This mine produces a most excellent steam and coking coal; it is also very fine for domestic use.  In connection with the mine are 54 coke ovens, producing as good coke as is made in the West.  Some of the ovens, however, are idle, as it is not found profitable to use anything but slack for coking. 

Railroad in Logtown

Railroad in Logtown

The Iron Age: Volume 84 Issues 23 – 27 1909 Pg. 1794

The Ingle Investment Company has been Incorporated at Oakland City, Ind. With $50,000 capital stock by W. D. and David Ingle and others.  The company owns a battery of 50 coke ovens at Ayrshire, Ind., not operated for several years.  It proposes to rebuild 24 of them, as a new coal mine has been opened near them, again furnishing a supply for the ovens, which had exhausted the old mine nearby.  The ovens are of the beehive type. 

Coke ovens on the hill on Logtown Road

Coke ovens on the hill on Logtown Road

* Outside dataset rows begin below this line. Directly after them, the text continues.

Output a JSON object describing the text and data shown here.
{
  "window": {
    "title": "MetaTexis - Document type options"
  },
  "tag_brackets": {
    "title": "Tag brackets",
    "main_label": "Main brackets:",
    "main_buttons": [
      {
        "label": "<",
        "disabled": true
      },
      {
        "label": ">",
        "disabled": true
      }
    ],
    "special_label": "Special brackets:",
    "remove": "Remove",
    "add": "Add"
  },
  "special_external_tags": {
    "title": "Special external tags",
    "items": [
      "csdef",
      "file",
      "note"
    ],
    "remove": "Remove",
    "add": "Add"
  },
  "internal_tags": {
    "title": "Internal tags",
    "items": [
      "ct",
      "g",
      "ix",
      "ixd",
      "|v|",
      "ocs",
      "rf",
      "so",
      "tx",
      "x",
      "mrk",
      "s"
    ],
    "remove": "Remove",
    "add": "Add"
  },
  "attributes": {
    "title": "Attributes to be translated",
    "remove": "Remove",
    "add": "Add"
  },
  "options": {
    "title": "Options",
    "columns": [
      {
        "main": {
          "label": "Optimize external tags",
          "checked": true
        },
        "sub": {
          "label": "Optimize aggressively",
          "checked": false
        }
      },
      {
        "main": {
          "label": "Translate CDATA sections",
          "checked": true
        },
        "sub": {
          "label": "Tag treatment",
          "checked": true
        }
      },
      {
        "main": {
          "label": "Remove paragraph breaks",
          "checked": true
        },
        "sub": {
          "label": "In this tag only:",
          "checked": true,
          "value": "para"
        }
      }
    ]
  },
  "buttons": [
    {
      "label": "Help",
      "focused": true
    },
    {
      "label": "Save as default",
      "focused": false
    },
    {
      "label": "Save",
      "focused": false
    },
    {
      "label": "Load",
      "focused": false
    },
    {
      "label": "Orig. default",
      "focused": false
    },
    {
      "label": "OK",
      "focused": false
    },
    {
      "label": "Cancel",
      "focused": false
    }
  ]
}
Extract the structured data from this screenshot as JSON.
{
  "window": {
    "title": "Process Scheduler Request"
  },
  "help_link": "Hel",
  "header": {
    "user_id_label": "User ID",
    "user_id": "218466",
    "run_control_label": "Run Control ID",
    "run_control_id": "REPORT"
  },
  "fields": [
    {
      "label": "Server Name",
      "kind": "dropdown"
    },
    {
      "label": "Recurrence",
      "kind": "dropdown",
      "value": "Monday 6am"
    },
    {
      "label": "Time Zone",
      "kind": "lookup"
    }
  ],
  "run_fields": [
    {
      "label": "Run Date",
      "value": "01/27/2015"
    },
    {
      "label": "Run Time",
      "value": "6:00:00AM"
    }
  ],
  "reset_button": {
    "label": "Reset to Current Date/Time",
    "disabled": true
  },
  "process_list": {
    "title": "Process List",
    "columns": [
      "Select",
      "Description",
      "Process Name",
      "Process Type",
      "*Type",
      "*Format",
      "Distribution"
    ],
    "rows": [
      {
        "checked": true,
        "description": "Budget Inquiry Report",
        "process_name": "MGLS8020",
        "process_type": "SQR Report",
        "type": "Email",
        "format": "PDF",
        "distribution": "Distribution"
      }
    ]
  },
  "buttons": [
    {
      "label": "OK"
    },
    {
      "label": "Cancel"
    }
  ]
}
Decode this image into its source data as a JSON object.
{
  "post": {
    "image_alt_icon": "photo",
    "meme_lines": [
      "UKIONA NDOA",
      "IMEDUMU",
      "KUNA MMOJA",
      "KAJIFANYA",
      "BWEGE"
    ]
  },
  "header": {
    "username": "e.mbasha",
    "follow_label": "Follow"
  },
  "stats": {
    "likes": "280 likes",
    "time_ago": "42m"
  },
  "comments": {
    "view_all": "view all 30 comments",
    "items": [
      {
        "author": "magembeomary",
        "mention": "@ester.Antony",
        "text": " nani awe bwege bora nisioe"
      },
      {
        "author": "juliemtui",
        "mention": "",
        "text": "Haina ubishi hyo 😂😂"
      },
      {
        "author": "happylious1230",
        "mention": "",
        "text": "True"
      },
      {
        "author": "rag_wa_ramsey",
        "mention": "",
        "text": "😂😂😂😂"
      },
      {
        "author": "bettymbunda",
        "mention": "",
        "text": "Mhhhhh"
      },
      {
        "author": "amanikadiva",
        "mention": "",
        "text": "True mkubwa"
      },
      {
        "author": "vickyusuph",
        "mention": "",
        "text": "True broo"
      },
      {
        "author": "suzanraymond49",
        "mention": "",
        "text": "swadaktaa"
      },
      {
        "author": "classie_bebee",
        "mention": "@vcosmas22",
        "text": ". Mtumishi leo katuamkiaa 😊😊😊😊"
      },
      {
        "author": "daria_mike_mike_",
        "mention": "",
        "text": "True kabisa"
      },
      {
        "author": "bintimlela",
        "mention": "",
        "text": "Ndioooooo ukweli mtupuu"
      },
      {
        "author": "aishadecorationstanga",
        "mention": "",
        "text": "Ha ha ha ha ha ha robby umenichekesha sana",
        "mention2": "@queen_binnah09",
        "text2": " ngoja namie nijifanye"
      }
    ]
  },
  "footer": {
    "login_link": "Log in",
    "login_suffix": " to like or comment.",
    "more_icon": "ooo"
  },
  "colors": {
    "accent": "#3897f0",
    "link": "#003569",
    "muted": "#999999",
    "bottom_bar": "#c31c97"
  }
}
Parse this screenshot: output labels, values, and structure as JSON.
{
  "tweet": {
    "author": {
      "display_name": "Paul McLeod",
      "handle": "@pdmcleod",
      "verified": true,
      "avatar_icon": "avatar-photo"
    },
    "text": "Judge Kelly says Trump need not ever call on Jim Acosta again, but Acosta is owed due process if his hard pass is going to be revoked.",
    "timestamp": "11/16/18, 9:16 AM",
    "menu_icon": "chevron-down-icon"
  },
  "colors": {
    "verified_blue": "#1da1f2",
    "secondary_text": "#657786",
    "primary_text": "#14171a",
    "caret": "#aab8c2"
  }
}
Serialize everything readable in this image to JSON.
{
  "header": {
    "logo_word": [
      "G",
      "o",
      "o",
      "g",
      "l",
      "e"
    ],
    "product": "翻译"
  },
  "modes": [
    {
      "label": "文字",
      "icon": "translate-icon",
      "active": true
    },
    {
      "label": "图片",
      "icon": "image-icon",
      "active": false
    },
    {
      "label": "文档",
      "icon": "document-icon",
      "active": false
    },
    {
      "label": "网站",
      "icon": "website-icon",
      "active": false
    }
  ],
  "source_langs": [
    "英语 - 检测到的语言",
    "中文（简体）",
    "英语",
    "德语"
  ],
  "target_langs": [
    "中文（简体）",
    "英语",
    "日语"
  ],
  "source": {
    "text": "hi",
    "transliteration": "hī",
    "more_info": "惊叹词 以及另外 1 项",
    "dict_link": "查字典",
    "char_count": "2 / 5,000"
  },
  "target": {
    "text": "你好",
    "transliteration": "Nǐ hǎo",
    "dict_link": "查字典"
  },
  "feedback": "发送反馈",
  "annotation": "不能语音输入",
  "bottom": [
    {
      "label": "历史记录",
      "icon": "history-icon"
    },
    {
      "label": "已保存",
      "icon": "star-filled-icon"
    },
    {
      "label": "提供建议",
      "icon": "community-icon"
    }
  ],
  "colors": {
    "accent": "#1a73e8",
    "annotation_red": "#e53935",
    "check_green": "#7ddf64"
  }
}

Annual Report of Indiana State Board of Health 1910 Pg. 62

Ayrshire, Indiana September 16, 1908   Request for condemnation of Ayrshire Schools.

Buildings:  Three one room, frame; two shingle roof, one iron.  The latter the colored school.  Two of the buildings, the white schools, occupy the same lot, one half acre, high, dry, clay soil.  Building in which upper grades are held, should be condemned outright.  The other white school building could be repainted and enlarged to accommodate the upper grades and the colored school should be repainted.  The whole town is dirty and derelict.  Mining is the industry.

White schools:  grades 1, 2, and 3, Ayrshire:  Seats single and double, all sizes; badly scarred.  Ceiling and walls wood, unpainted.  Pupils face south; blackboard on south.  Nine foot ceiling.  Vestibule 10 x8 feet.  Forty five pupils in room.  Each pupil has 13 feet of floor space.  Light space one ninth of floor space.  Open well.  Typhoid fever in schools one year ago.  Blackboards on north end and south sides.

Grades 4, 5,6,7,8, Ayrshire:  Pupils 30; face north.  Seats double, bad.  Ceiled with wood, not painted. Floor bad.  Flue smoky.  Buildings one to two feet from ground.  No Foundation.  Outhouses bad.  All door 3×7 feet.  Each pupil has 20 square feet of floor space.  Light area one ninth of floor area.  General conditions bad.

Colored schools. Ayrshire:  Pupils, 15, face west.  Board on west.  Tin roof.  No foundation; props; two feet from ground.  No well.  Closets bad.  Ceiling and walls plain boards, unpainted.  Each pupil has 24 square feet floor space.  Light area on fifth floor area.  Seats all sizes, single and double, badly scarred.

These buildings are in keeping with the town. 

Condemnation issued for June 1, 1909.